  1. Facebook do offer https recently, but is not turn on by default yet.
    http://blog.facebook.com/blog.php?post=486790652130

  2. Thanks for the great tip. I know you don’t care about windows, but in case someone else that is reading this does, I have confirmed that using putty you can do this. Just setup your ssh connection in Putty, then go to the Connections > SSH > Tunnels section and add a Dynmaic port forward. You’ll need to put 9999 (or whatever) in the Source Port field.

  3. @Ken – Thanks, same goes for Twitter, you can enable it if you know where (and know that it is required for safe browsing in public places). Oh and thanks for the free wifi at SYD airport, nice one Tomizone!

    @Shaun – Thanks for adding the Windows tip, much appreciated.

  4. There isn’t anything residual to reset on the server after exiting the connection via Terminal right? Just unset the proxy in Firefox.

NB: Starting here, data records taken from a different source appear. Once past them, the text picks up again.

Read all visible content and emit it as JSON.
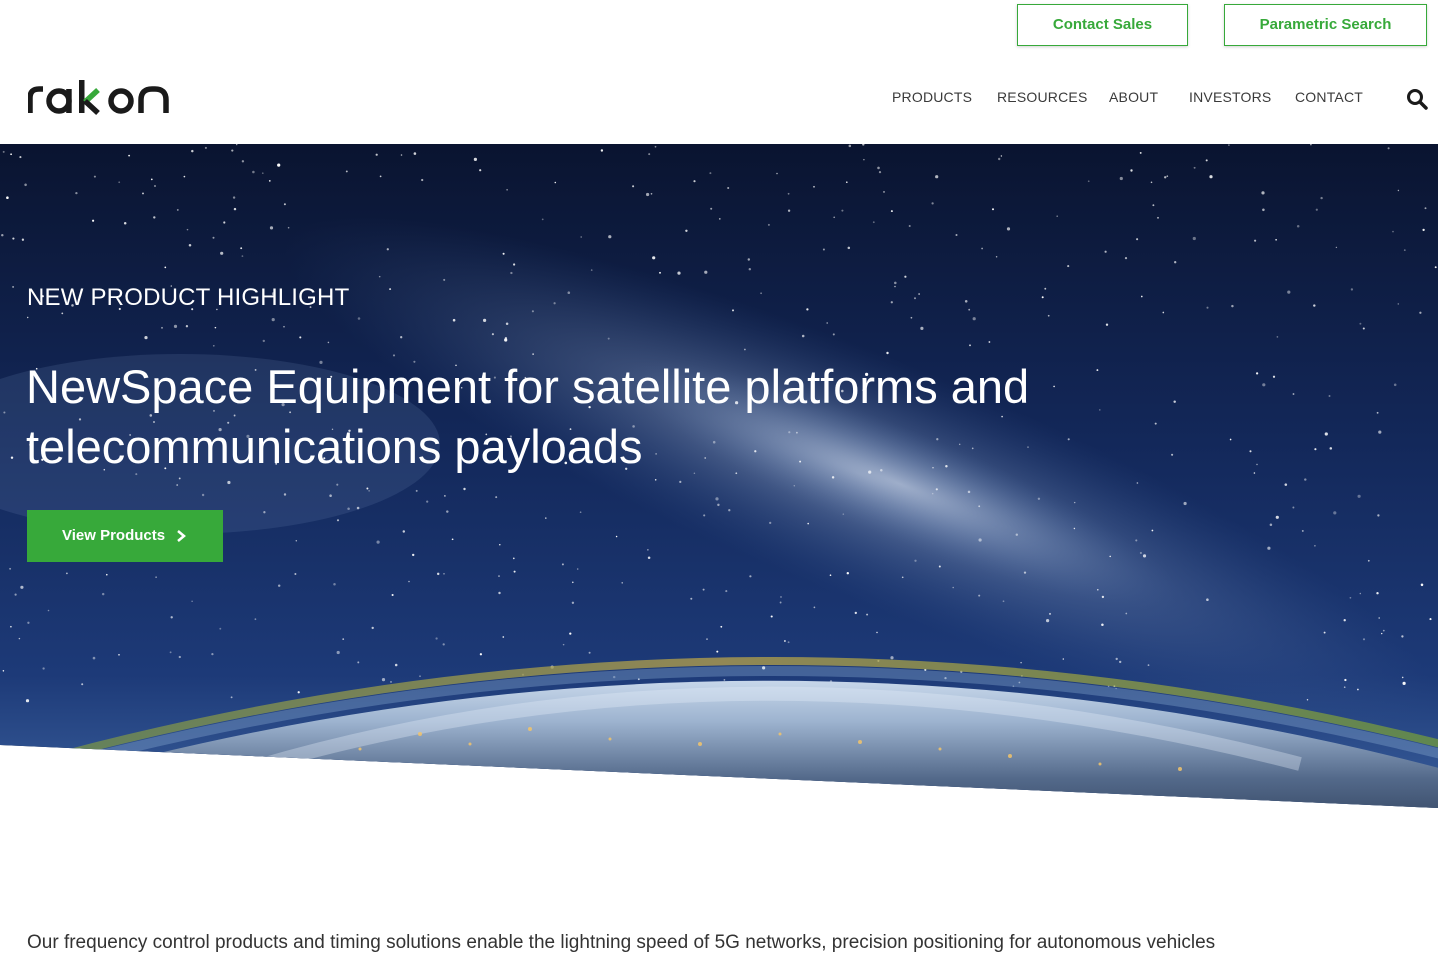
{
  "header": {
    "contact_sales": "Contact Sales",
    "parametric_search": "Parametric Search",
    "logo_text": "rakon",
    "nav": [
      "PRODUCTS",
      "RESOURCES",
      "ABOUT",
      "INVESTORS",
      "CONTACT"
    ],
    "search_icon": "search-icon"
  },
  "hero": {
    "eyebrow": "NEW PRODUCT HIGHLIGHT",
    "headline": "NewSpace Equipment for satellite platforms and telecommunications payloads",
    "cta_label": "View Products",
    "cta_icon": "chevron-right-icon"
  },
  "intro": {
    "text": "Our frequency control products and timing solutions enable the lightning speed of 5G networks, precision positioning for autonomous vehicles"
  },
  "colors": {
    "brand_green": "#37a93a",
    "brand_dark": "#1a1a1a",
    "nav_text": "#3a3a3a"
  }
}
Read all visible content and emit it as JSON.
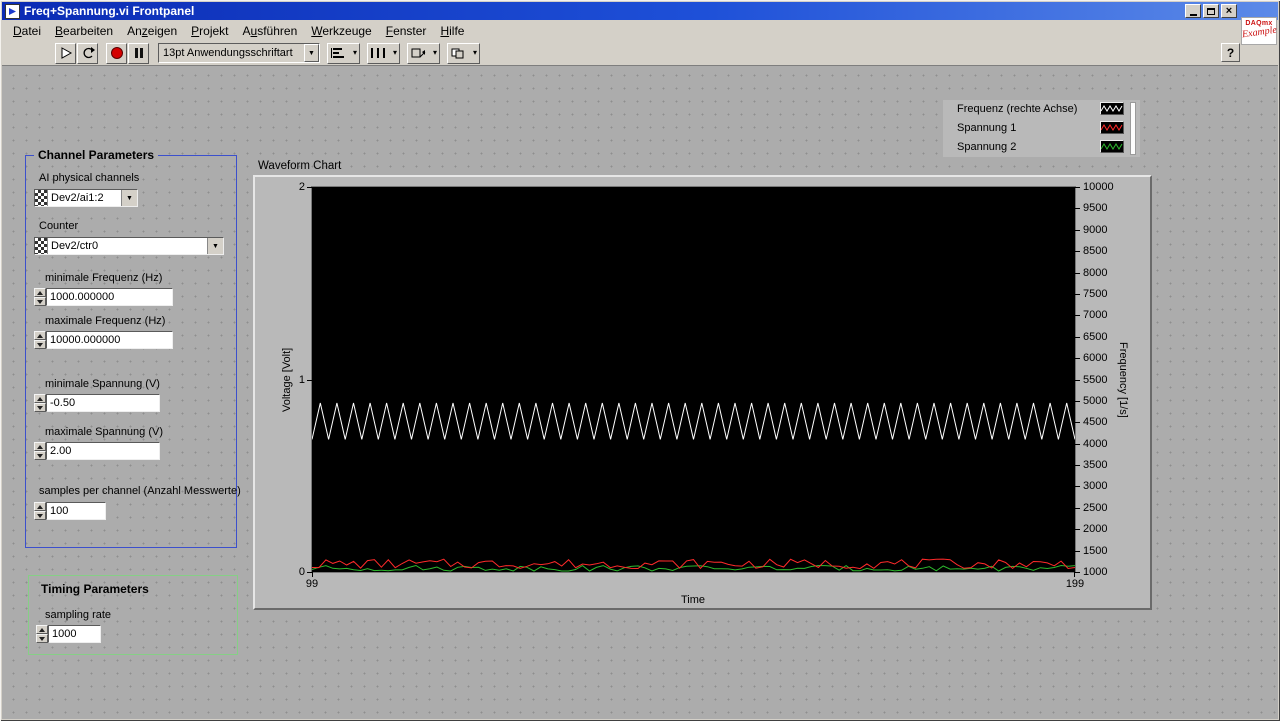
{
  "window": {
    "title": "Freq+Spannung.vi Frontpanel"
  },
  "icons": {
    "dropdown": "▼",
    "dropdown_small": "▾",
    "close": "×",
    "help": "?"
  },
  "menu": {
    "items": [
      {
        "label": "Datei",
        "accel": 0
      },
      {
        "label": "Bearbeiten",
        "accel": 0
      },
      {
        "label": "Anzeigen",
        "accel": 2
      },
      {
        "label": "Projekt",
        "accel": 0
      },
      {
        "label": "Ausführen",
        "accel": 1
      },
      {
        "label": "Werkzeuge",
        "accel": 0
      },
      {
        "label": "Fenster",
        "accel": 0
      },
      {
        "label": "Hilfe",
        "accel": 0
      }
    ]
  },
  "toolbar": {
    "font_selector": "13pt Anwendungsschriftart"
  },
  "badge": {
    "line1": "DAQmx",
    "line2": "Example"
  },
  "panel": {
    "channel_parameters": {
      "title": "Channel Parameters",
      "fields": [
        {
          "kind": "io-combo",
          "label": "AI physical channels",
          "value": "Dev2/ai1:2"
        },
        {
          "kind": "io-combo",
          "label": "Counter",
          "value": "Dev2/ctr0"
        },
        {
          "kind": "numeric",
          "label": "minimale Frequenz (Hz)",
          "value": "1000.000000"
        },
        {
          "kind": "numeric",
          "label": "maximale Frequenz (Hz)",
          "value": "10000.000000"
        },
        {
          "kind": "numeric",
          "label": "minimale Spannung (V)",
          "value": "-0.50"
        },
        {
          "kind": "numeric",
          "label": "maximale Spannung (V)",
          "value": "2.00"
        },
        {
          "kind": "numeric",
          "label": "samples per channel (Anzahl Messwerte)",
          "value": "100"
        }
      ]
    },
    "timing_parameters": {
      "title": "Timing Parameters",
      "fields": [
        {
          "kind": "numeric",
          "label": "sampling rate",
          "value": "1000"
        }
      ]
    }
  },
  "chart_data": {
    "type": "line",
    "title": "Waveform Chart",
    "xlabel": "Time",
    "x_range": [
      99,
      199
    ],
    "x_ticks": [
      99,
      199
    ],
    "plot_background": "#000000",
    "legend_position": "top-right-outside",
    "axes": {
      "left": {
        "label": "Voltage [Volt]",
        "range": [
          0,
          2
        ],
        "ticks": [
          2,
          1,
          0
        ]
      },
      "right": {
        "label": "Frequency [1/s]",
        "range": [
          1000,
          10000
        ],
        "tick_step": 500
      }
    },
    "series": [
      {
        "name": "Frequenz (rechte Achse)",
        "axis": "right",
        "color": "#ffffff",
        "shape": "triangle-wave",
        "min": 4100,
        "max": 4950,
        "cycles": 46
      },
      {
        "name": "Spannung 1",
        "axis": "left",
        "color": "#ff2a2a",
        "shape": "noisy-flat",
        "base": 0.035,
        "noise": 0.05,
        "seed": 7
      },
      {
        "name": "Spannung 2",
        "axis": "left",
        "color": "#2db82d",
        "shape": "noisy-flat",
        "base": 0.015,
        "noise": 0.03,
        "seed": 13
      }
    ]
  }
}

    Looking forward to meeting you in a few days.

  5. @Brendan Falkowski – that’s right, once the SSH connection is closed, it’s closed at both ends. Talk soon!

    Just remember to shut down the EC2 instance if you’re renting it by the hour.